  1. Standard price list. Health Management System, Plano, Texas, Jan 1, 2009.
  2. Greenwood JR. Arterial stiffness index. Page 4 in CardioVision featuring the Arterial Stiffness Index (ASI): Selected letters., papers, and pertinent information. Downloaded from IMDP Web site, March 20, 2010.
  3. Sharma GK. Assessment of test repeatability of arterial stiffness index. Blood Pressure Monitor 10:271-274, 2005.
  4. Cardiovascular disease risk tests. Aetna Clinical Policy Bulletin 0381, Aug 7, 2009.
  5. FDA clearance: K961144. Tourito Engineering Co., Inc., March 12, 1997.

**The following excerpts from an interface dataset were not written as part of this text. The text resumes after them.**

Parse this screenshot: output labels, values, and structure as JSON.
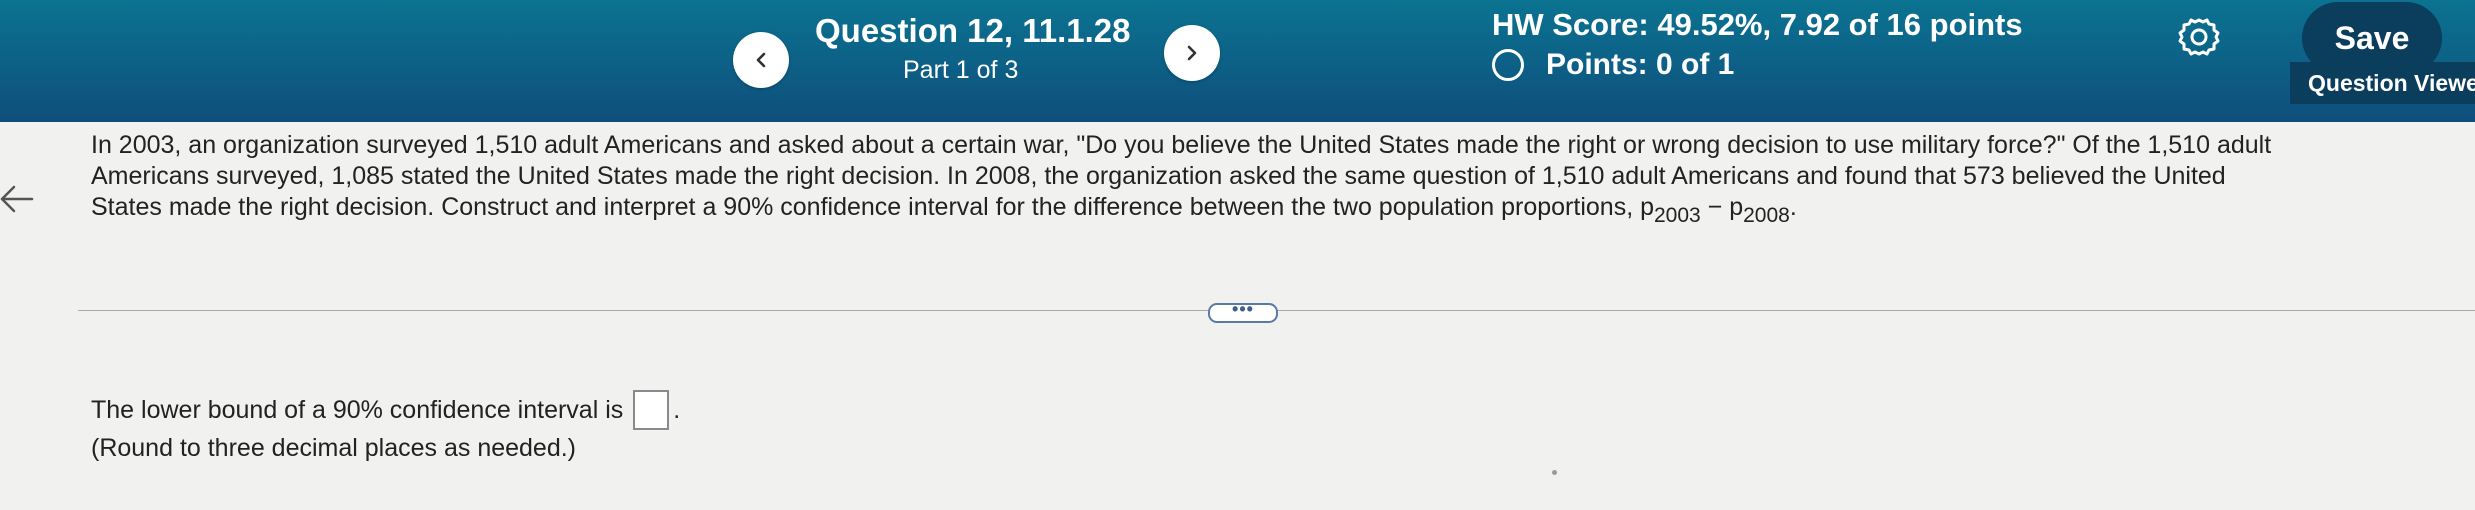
{
  "header": {
    "question_title": "Question 12, 11.1.28",
    "part": "Part 1 of 3",
    "hw_score": "HW Score: 49.52%, 7.92 of 16 points",
    "points": "Points: 0 of 1",
    "save_label": "Save",
    "question_viewer_label": "Question Viewer",
    "icons": {
      "prev": "chevron-left-icon",
      "next": "chevron-right-icon",
      "settings": "gear-icon",
      "points_status": "empty-circle-icon"
    },
    "colors": {
      "header_top": "#0b7391",
      "header_bottom": "#0f4e7c",
      "save_button": "#0b3d5c"
    }
  },
  "question": {
    "line1": "In 2003, an organization surveyed 1,510 adult Americans and asked about a certain war, \"Do you believe the United States made the right or wrong decision to use military force?\" Of the 1,510 adult",
    "line2": "Americans surveyed, 1,085 stated the United States made the right decision. In 2008, the organization asked the same question of 1,510 adult Americans and found that 573 believed the United",
    "line3": "States made the right decision. Construct and interpret a 90% confidence interval for the difference between the two population proportions, ",
    "p": "p",
    "sub1": "2003",
    "minus": " − ",
    "sub2": "2008",
    "end": "."
  },
  "more_label": "•••",
  "answer": {
    "prompt": "The lower bound of a 90% confidence interval is",
    "value": "",
    "suffix": ".",
    "note": "(Round to three decimal places as needed.)"
  }
}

  6. Yellin AK. What are 510(k) clearance and premarket approval? Device Watch, Jan 9, 2009.
  7. Chelation therapy. Westside Naturopathic Clinic Web site, accessed March 21, 2010.
  8. Green S. Chelation therapy: Unproven claims and unsound theories. Quackwatch, July 24, 2007.
  9. Atwood KA and others. Why the trial to assess chelation therapy (TACT) should be abandoned. Medscape General Medicine 10(5):115, 2008.
  10. Chappell LT and others. Brachial artery stiffness as an outcomes measurement for EDTA-treated patients with vascular disease. Clinical Practice of Alternative Medicine 1:225-228, 2000.
  11. CardioVision featuring the Arterial Stiffness Index (ASI): Selected letters., papers, and pertinent information. Downloaded from IMDP Web site, March 20, 2010.

This article was revised on March 25, 2010.